Poch, worker: I like to work in Soria Moria because I can learn new things. And I became an owner. And one more thing: I can study abroad to learn new things. This hotel has an exchange program with a hotel in Norway.
The exchange with a Norwegian hotel is the next chance for workers to develop, get to know the world and practice languages. Every year two people from Cambodia swap with two people from Norway. This year one of them is a cook.
Richard, cook: Our hotel in Norway has an exchange program with Cambodia. It’s a great opportunity to travel and work. It’s very exciting to learn about Cambodian food and flavours. I’m also happy to work in Soria Moria, it’s a great hotel in which you can be sure that your money ends directly in the hands of the staff. It’s not the big chain with the one owner who has over hundreds of hotels and takes all the money. It’s a very nice hotel, more personal and with better treatment for guests than so many others.
Being a guest in Soria Moria it’s not only about nice service, but also the possibility to support the local community. Unfortunately, not so many tourists care about that. That’s why one of the biggest challenges for Soria Moria is to survive just as a hotel.
Samnieng: Our biggest challenge is competition. We are a social enterprise, but also a normal business. Competition and market are the same. Only for some travellers who want to support our project we are the first choice, most tourists don’t care. They just want to stay in a nice hotel. That’s why we have to be sure we constantly improve our service.
Soria Moria is one of those social enterprises we would like to see everywhere. Although the main activity, running the hotel, is not directly connected with changing the world, in everything they do they show that you can make a difference running any kind of business. It’s enough to be fair: help your workers to grow, pay them fair salaries, offer the possibility to develop, support them with the problems they face. It’s particularly important in countries like Cambodia, where people are not prone to taking initiative. There is a lot of passiveness which is difficult to overcome. That’s why so many NGOs and social enterprises are created by foreigners. Most of them, fortunately, see the need of supporting and empowering the local community. Just to name a few: Smateria, a company which produces bags and other items using unconventional materials, partly from recycling, employs many Cambodians, often from disadvantaged background, giving them the opportunity to earn money and answering their daily problems such as creating daily care room for children; New Leaf, a café with good coffee and much more, opens its space to different social initiatives and donates the income to local NGOs; SGFE produces ecological coal, safer for health and good the environment, employing the poorest Cambodians as well as mentally disabled people. Often those companies refrain from calling themselves a social enterprise, but what they do and how they do it meet completely the criteria. Nearly all are open to foreigners but using the local energy they are changing the reality around them. The discussion why most social initiatives were created by people from outside requires a long analysis of Cambodian history and current situation, as well as the character of its inhabitants. Although it’s difficult to change, or rather because of that, enterprises like Soria Moria, which offer leadership to locals, are especially important. Even if not everything works as it should from our western point of view.
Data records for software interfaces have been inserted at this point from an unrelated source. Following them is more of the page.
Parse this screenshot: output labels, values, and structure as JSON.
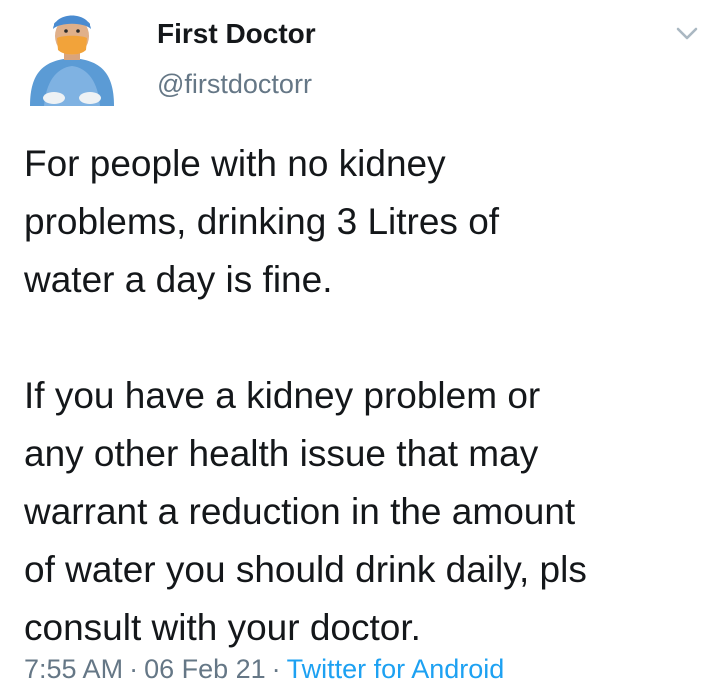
{
  "author": {
    "display_name": "First Doctor",
    "handle": "@firstdoctorr",
    "avatar_icon": "doctor-avatar-icon"
  },
  "menu": {
    "icon": "chevron-down-icon"
  },
  "tweet": {
    "paragraphs": [
      "For people with no kidney\nproblems, drinking 3 Litres of\nwater a day is fine.",
      "If you have a kidney problem or\nany other health issue that may\nwarrant a reduction in the amount\nof water you should drink daily, pls\nconsult with your doctor."
    ]
  },
  "meta": {
    "time": "7:55 AM",
    "date": "06 Feb 21",
    "separator": "·",
    "source": "Twitter for Android"
  },
  "colors": {
    "text": "#14171a",
    "secondary": "#657786",
    "link": "#1da1f2",
    "background": "#ffffff"
  }
}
It’s only our point of view.
Ken Oishi – founder of Soria Moria.
Samnieng Roeun – current manager of Soria Moria.